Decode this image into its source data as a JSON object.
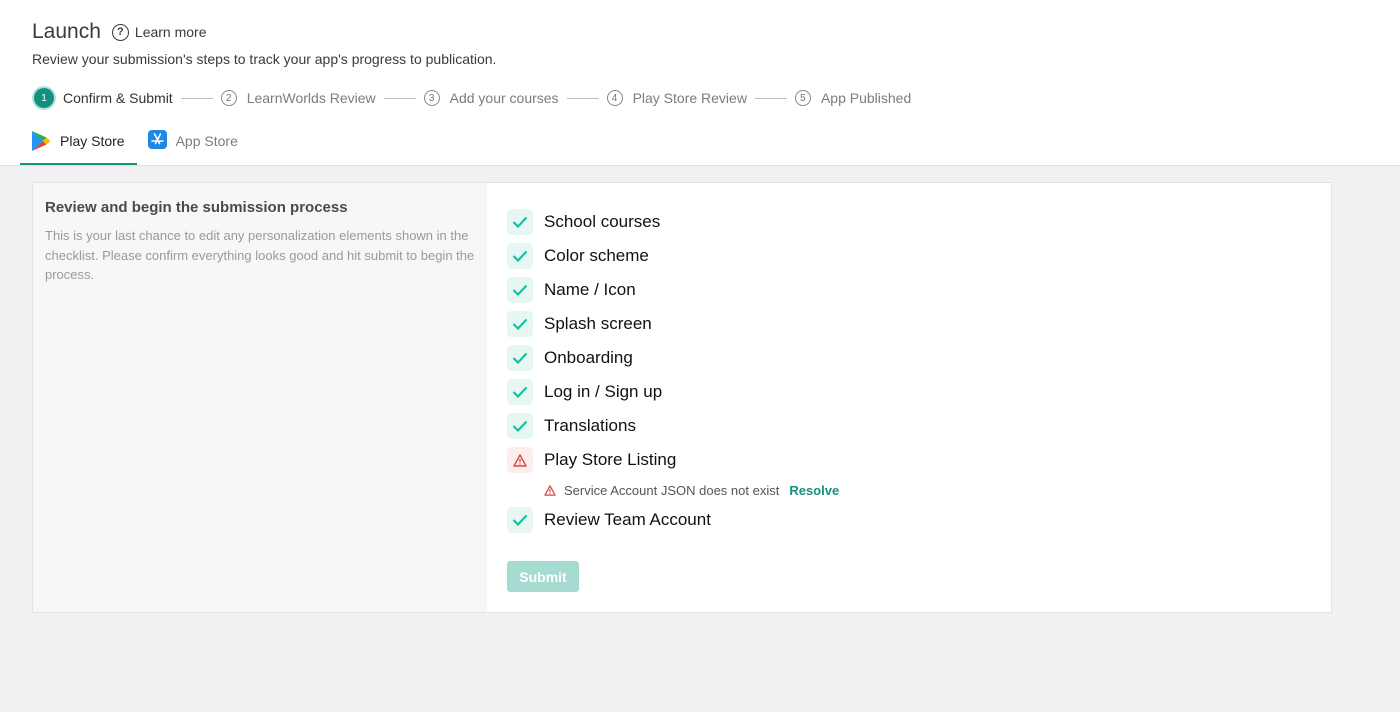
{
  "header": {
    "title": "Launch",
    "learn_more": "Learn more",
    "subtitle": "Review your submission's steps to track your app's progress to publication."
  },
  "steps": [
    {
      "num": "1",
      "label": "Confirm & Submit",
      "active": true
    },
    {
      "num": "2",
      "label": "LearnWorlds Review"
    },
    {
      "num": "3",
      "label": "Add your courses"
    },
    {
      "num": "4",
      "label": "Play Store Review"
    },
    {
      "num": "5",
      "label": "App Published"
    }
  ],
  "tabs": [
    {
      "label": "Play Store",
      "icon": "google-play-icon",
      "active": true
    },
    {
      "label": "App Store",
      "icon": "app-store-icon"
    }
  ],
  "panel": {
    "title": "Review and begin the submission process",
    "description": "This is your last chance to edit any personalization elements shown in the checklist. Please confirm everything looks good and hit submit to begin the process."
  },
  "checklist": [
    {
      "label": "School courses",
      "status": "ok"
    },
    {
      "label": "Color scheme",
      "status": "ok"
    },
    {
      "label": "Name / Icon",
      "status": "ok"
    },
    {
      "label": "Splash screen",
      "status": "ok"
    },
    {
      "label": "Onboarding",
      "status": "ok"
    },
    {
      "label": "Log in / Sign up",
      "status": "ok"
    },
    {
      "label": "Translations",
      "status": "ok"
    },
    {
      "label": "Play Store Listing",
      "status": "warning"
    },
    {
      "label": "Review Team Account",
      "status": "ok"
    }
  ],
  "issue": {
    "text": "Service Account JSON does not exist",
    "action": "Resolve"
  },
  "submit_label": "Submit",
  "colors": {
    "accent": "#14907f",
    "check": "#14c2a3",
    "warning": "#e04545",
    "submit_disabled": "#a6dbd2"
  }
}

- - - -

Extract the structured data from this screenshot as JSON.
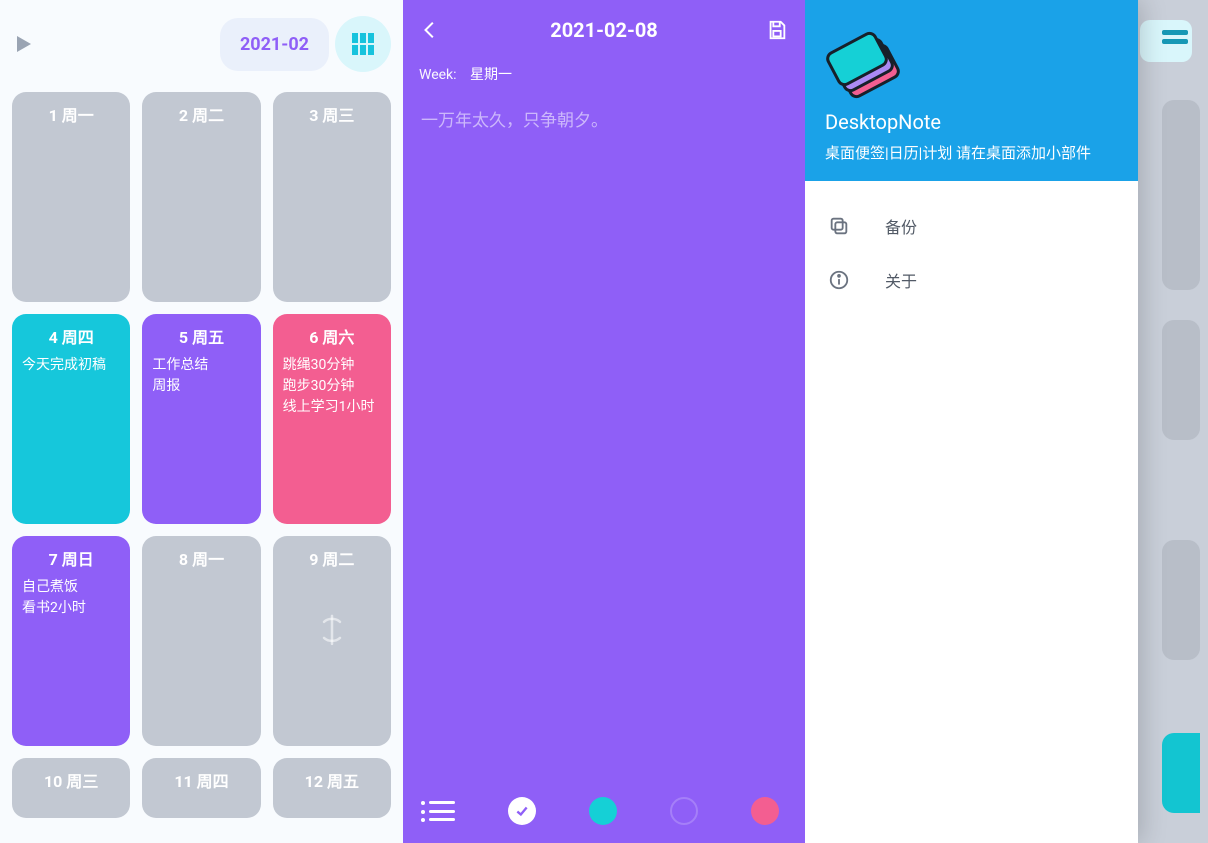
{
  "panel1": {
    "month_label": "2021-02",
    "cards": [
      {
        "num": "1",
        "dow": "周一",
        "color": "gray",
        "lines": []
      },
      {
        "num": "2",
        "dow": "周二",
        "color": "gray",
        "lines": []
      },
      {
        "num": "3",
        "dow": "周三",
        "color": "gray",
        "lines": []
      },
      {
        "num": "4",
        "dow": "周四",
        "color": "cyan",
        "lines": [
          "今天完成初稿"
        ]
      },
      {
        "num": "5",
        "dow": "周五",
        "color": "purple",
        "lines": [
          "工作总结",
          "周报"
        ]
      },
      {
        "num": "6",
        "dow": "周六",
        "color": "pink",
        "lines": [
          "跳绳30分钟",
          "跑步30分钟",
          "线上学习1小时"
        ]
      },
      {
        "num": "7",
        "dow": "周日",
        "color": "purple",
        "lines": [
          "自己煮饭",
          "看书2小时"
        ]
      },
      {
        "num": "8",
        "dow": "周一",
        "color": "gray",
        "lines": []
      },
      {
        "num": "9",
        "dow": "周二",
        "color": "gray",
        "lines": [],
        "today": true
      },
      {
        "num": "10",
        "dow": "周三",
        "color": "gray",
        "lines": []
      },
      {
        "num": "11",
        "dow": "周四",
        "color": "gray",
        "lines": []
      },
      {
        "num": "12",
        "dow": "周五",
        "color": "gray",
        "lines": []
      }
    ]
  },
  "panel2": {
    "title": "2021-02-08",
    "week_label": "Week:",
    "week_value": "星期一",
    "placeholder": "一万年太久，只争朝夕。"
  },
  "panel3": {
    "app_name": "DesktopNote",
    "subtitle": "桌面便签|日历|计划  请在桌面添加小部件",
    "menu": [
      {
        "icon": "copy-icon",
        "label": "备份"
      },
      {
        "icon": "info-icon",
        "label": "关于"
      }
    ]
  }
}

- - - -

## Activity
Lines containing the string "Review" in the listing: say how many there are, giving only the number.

## Exercise output
5